● What the exercise asks:
Copy each line below holding "Tone".

Stored items from a collection
- - - - -
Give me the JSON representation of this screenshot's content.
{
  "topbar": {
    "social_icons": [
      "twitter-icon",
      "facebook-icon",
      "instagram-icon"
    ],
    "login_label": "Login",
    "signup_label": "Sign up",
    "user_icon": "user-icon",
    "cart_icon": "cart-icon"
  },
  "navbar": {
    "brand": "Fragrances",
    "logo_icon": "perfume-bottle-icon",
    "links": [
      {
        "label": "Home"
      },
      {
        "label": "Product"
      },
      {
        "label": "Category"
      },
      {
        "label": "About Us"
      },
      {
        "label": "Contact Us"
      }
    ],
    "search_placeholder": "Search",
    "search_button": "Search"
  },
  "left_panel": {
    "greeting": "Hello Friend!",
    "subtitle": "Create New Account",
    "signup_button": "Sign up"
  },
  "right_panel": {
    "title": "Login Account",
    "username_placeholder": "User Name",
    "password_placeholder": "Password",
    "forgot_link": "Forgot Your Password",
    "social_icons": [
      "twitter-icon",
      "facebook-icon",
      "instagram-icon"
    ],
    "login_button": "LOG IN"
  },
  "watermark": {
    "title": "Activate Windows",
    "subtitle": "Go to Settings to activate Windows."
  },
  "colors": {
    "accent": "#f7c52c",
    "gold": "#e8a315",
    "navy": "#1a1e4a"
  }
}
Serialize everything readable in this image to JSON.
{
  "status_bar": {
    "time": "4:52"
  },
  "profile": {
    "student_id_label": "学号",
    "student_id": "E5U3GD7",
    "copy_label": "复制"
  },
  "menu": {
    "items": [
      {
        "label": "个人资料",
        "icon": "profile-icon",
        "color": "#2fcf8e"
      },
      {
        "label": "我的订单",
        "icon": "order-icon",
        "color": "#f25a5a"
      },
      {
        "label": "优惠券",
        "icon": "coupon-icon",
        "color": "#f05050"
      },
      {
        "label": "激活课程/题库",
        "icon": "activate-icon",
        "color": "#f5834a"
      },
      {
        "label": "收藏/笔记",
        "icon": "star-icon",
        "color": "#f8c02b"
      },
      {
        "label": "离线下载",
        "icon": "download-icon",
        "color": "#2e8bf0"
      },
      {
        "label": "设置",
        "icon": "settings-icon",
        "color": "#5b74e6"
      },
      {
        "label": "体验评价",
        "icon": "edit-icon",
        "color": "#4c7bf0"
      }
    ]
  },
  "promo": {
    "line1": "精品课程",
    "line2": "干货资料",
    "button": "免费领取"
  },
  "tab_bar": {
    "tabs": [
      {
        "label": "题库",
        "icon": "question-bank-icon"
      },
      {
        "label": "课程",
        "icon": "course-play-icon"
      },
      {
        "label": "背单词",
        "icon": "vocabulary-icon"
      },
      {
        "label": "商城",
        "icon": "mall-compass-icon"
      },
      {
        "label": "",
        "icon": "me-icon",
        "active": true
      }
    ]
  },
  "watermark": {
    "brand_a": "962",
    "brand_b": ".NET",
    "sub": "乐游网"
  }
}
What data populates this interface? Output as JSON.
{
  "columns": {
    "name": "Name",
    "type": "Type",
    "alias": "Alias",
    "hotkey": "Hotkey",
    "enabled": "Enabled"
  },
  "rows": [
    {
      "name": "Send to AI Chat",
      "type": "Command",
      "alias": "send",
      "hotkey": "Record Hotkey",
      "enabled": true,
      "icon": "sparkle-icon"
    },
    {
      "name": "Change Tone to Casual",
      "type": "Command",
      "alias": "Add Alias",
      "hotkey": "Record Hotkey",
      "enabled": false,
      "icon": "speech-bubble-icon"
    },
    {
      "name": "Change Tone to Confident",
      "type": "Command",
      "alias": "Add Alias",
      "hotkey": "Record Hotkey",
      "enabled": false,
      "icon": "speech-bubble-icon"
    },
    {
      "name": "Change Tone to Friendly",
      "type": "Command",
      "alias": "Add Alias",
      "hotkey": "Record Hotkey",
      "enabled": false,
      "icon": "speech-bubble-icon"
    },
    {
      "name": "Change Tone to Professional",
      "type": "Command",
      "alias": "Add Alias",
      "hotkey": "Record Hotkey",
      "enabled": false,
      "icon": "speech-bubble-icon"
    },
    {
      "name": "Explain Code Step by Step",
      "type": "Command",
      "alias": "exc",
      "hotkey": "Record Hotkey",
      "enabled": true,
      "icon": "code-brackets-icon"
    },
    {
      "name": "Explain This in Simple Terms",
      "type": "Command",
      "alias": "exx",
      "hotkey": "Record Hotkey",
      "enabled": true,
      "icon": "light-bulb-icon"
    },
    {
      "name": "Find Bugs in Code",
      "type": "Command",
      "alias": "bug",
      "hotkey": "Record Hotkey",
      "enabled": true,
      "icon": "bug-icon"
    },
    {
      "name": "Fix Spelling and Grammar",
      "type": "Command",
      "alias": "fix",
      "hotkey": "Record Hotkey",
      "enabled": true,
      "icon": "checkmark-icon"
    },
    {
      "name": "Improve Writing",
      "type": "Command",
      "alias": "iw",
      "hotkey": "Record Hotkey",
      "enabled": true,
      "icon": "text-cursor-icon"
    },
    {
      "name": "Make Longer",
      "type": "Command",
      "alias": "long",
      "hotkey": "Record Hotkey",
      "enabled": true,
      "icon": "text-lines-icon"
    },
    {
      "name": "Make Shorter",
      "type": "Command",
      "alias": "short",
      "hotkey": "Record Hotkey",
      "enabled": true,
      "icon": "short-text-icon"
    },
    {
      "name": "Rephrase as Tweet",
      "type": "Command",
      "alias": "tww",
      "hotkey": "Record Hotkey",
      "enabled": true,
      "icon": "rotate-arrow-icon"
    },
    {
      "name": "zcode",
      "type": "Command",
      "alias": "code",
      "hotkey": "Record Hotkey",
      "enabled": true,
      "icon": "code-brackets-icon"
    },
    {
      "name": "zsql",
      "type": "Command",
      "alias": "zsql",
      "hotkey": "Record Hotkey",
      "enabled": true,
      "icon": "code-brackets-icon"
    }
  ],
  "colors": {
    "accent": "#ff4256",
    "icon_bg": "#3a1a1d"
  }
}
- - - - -
● Result of this exercise:
      "name": "Change Tone to Casual",
      "name": "Change Tone to Confident",
      "name": "Change Tone to Friendly",
      "name": "Change Tone to Professional",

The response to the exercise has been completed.